(via B/D) Molly Landreth’s A Portrait Of Queer life In America started as a simple self-portrait project in 2005 but has since expanded into a national archive and an international collaboration with the GLBT community.
Don't miss this show if you are around! On August 6th, Culver City's Corey Helford Gallery will open double solo exhibitions by New York painter David Stoupakis and UK digital artist Tom Bagshaw. Stoupakis will prsent seven new oil-on-panel paintings, and Bagshaw will have new works inspired by stories, myths and legends from around the globe.
Returning to the gallery for his third solo exhibition entitled “Walking Within These Shadows”, Stoupakis reveals a more personal side to his work — exploring life, death and the unknown. Stoupakis is internationally recognized for his clever narratives and haunting imagery that portray the darker side of childhood innocence and fairytales. However, his new body of work adopts a more serious tone, departing from the playful themes he is known for. For the show, Stoupakis spent the past year reflecting on his life experiences, infusing his work with a darker color palette as well as more mature themes.

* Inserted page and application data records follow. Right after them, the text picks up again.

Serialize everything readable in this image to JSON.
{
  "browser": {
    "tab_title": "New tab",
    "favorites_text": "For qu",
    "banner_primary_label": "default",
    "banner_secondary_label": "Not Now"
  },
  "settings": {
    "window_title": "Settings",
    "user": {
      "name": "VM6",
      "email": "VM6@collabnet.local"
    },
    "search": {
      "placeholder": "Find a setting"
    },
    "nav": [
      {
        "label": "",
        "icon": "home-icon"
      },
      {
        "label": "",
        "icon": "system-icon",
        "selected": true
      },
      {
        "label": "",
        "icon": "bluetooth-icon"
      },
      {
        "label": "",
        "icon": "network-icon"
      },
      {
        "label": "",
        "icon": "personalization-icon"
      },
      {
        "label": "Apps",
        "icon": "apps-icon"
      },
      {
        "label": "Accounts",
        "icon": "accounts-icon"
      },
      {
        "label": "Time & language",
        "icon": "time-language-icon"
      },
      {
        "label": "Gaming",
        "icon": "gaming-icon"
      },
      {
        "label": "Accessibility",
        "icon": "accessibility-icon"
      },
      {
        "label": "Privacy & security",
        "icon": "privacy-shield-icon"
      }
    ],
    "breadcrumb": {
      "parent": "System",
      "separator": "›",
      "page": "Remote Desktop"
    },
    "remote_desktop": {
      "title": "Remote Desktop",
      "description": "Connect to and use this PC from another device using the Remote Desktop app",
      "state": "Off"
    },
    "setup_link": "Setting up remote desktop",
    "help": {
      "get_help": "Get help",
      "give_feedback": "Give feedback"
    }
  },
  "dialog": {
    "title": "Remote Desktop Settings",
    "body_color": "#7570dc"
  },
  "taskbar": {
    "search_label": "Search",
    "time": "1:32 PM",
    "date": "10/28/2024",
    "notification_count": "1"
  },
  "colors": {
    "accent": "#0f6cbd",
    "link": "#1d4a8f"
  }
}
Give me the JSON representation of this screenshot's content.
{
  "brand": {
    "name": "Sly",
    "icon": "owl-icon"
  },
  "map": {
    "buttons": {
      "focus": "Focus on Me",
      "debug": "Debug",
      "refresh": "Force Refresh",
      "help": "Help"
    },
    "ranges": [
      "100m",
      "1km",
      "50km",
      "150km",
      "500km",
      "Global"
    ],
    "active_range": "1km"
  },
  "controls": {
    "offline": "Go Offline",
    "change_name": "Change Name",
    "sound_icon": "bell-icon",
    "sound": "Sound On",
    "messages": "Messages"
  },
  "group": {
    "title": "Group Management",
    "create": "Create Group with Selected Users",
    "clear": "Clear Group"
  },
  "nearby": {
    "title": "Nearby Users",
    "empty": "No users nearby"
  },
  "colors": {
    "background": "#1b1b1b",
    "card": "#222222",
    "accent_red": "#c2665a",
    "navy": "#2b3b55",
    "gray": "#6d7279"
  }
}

Of the seven new oil-on-panel paintings showcased in the exhibition, Stoupakis notes “Peddlers of Death” as the highlight, describing the painting as “the boundary between Earth and the unknown.”